McKee’s entire life was shadowed in poverty. He enlisted in 1777 and became a member of Samuel Patton’s Ranging Third Company, 6th Cumberland County Battalion, attached to the 7th Pennsylvania Line. Private McKee saw his first military action in September at the Battle of Brandywine followed by Germantown.

A seasoned soldier by 1778, Hugh McKee distinguished himself in the Battle of Monmouth Courthouse, New Jersey. On November 14, 1778, at the Valley Forge encampment, he received his Second Lieutenant commission.

Assigned in 1779 to the Intelligence Department on General George Washington’s staff, McKee worked among the Western Indian Tribes. Following the Wyoming Massacre, he met Washington at the Morristown Camp and became a confidential messenger to the Six Nations in an effort to get the Iroquois neutrality. Witnessing the destruction of the Iroquois Federation, he accompanied the Sullivan Expedition as a guide and interpreter, participating in the Battle of Newton.

Continuing services among the Ohio Indians, McKee returned to Shawneetown, his birthplace, and made it his new headquarters. His tireless work prevented a union of the British led Northwest tribes, which would have devastated the settlements of Western Pennsylvania and defeated the war of freedom. In 1782, he rejoined Captain Love’s company serving until its disbandment.

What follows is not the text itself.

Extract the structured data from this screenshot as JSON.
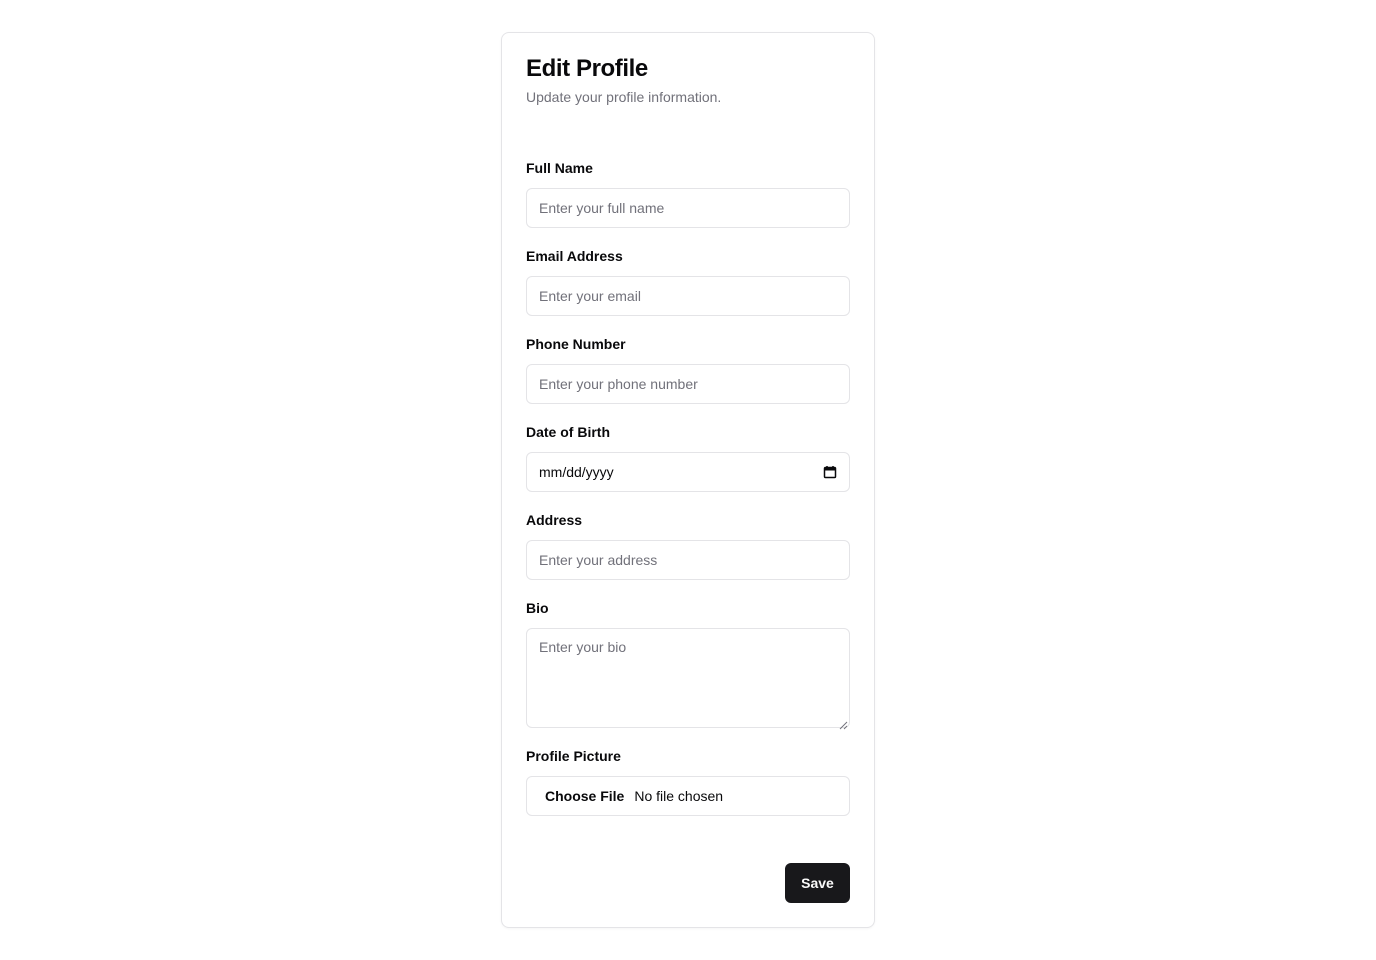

Hugh McKee resigned from the military in 1783, retiring to his father’s home in Westmoreland County, Pennsylvania. He married Elizabeth Watson Thompson on December 30, 1793. Together they raised seven children. In 1815 with his War of 1812 military duties completed, Captain McKee moved his family to Perry Township, Jefferson County, Pennsylvania. He saw Punxsutawney established in 1816, and became one of the town’s earliest settlers.

On March 21, 1821, Hugh McKee met his accidental death repairing his cabin. A log rolled from the roof and fell on top of him. At the foot of a woodland covered hillside, now named the Old North Findley Street Cemetery, his burial plot was cleared to welcome the first person and veteran buried in the Punxsutawney Cemetery.